But, and this is a large and unfortunate but, we are disappointed that the specific language of the model framework unveiled today—while broadly promising to follow the sensible approach for which we’ve advocated—contradicts its own stated intentions.
Rather than clearly limiting the licensing requirement to those who actually hold and transmit digital currency on behalf of others—as would a money transmitter with dollars or yen—the requirement continues to encompass mere facilitators of transmission. “Covered activities” is still specified to include:
Services that facilitate the third-party exchange, storage, and/or transmission of virtual currency (e.g. wallets, vaults, kiosks, merchant-acquirers, and payment processors).
This section might be reasonable were it indicative of some services that may be covered, but—instead—the language prefacing this prong is less forgiving; “Covered activities” includes “at minimum” these mere facilitators. As we pointed out in our comment last February,
[I]t would be incorrect to suggest that Internet service providers, such as Time Warner or Comcast, do not facilitate the third party exchange. Indeed there is no way to exchange cryptocurrency if one cannot connect to the Internet. However, it seems unreasonable to ask these infrastructure providers to register as virtual currency businesses.
Moreover, companies like Amazon and Google often provide app developers with cloud storage and computing solutions; are these companies virtual currency businesses if a licensed exchange chooses to store encrypted private keys on their platform? It seems rather silly to suggest that these companies should be licensed even though they’ve no ability to transact with any consumer funds.
And none of these hypotheticals even approaches the true nuance and complexity of this subject. What about a software designer who contributes code to an open source repository that is used in a consumer bitcoin software wallet? Did she not facilitate the storage of some consumer bitcoin? Or a multi-sig provider who only ever holds one key of three and therefore can’t ever transact with their user’s funds? Who needs to be licensed? Who should state regulators worry about? None of this is made any clearer by the work unveiled by the CSBS today, and—indeed—the suggestion that mere facilitation of transmission gives rise to an obligation to license only muddies these already cloudy waters.

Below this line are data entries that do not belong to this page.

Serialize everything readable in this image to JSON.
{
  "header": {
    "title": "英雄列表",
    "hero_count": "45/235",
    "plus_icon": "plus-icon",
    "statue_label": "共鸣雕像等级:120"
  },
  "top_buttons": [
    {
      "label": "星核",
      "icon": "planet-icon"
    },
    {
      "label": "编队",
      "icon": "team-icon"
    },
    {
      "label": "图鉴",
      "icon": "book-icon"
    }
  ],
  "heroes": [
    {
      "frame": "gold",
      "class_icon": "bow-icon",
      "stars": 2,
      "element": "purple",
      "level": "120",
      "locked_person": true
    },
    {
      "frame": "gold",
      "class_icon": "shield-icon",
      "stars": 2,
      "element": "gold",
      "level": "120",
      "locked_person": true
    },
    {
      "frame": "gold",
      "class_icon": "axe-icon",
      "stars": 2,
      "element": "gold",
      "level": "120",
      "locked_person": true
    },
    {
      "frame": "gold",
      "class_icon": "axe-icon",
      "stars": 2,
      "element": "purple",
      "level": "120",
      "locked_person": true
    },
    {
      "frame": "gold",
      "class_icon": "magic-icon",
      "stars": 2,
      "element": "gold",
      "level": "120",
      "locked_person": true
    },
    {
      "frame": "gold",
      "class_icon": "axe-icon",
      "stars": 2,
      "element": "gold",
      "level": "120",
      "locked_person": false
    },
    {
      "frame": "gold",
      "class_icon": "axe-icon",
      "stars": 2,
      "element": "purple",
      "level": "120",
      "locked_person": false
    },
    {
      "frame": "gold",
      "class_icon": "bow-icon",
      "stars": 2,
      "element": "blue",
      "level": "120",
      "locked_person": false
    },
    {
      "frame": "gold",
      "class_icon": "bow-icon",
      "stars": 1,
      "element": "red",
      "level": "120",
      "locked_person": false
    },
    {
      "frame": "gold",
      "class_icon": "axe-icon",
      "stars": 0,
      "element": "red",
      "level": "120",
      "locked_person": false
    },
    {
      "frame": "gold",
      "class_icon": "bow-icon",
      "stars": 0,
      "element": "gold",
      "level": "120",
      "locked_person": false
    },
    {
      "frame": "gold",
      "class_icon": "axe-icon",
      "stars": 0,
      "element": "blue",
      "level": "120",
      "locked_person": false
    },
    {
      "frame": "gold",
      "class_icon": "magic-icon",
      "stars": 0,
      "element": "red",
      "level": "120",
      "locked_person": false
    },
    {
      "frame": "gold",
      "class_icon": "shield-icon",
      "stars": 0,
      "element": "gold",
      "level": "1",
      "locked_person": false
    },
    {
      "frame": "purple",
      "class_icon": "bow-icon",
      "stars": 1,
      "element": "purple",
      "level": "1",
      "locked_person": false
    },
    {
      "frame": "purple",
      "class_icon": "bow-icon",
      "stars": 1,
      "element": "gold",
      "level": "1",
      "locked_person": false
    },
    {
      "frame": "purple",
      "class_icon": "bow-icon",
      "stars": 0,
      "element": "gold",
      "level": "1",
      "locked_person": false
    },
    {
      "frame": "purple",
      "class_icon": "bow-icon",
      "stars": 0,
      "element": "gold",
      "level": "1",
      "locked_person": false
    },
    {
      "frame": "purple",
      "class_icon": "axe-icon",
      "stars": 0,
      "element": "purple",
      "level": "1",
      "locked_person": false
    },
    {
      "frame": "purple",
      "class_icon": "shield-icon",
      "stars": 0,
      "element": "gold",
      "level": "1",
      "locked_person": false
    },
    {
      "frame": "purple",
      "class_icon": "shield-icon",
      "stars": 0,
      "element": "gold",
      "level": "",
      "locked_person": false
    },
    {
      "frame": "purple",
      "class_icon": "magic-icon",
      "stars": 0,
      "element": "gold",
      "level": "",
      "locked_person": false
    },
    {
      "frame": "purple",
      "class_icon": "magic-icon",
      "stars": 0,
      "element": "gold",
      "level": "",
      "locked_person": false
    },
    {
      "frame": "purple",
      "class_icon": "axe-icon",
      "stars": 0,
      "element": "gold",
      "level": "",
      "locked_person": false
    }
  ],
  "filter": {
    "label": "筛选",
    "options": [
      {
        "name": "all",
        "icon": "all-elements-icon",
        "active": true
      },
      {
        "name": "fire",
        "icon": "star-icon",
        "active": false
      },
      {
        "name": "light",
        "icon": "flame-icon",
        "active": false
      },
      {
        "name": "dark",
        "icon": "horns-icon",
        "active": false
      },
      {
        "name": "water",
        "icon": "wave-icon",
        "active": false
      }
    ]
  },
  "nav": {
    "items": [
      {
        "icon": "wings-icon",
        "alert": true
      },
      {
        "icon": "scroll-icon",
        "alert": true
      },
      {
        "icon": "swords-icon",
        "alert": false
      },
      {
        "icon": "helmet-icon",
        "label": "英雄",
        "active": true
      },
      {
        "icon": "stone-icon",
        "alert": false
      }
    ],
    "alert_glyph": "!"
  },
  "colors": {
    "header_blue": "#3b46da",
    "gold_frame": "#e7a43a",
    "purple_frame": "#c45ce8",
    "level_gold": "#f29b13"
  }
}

Again, we applaud the CSBS for their repeatedly-stated policy goal:
[A]ctivities involving fiat currencies that are otherwise subject to state laws should be covered if undertaken using virtual currency.
But the nuts and bolts of how to achieve that parity are difficult to find in the specific language of the model framework. We urge any state regulators who are encountering these issues to look for a clearer, more justiciable standard of “covered activities” and believe the standard found in our own Principles and Framework fits the bill:
A business shall be found to be engaged in Digital Currency Transmission if and only if the business regularly and in the course of business has the ability to unilaterally execute or prevent a Digital Currency transaction on behalf of others.
It’s an easy test to assess: can the business transact on the user’s behalf and without her cooperation? If so, they license, if not, they may go forth and innovate without permission. Inquiring into the nature of “facilitation” only adds doubt, cost, and inertia to the process of regulation. Good for lawyers, perhaps, but certainly bad for the consumers and innovators we’d love to see thrive.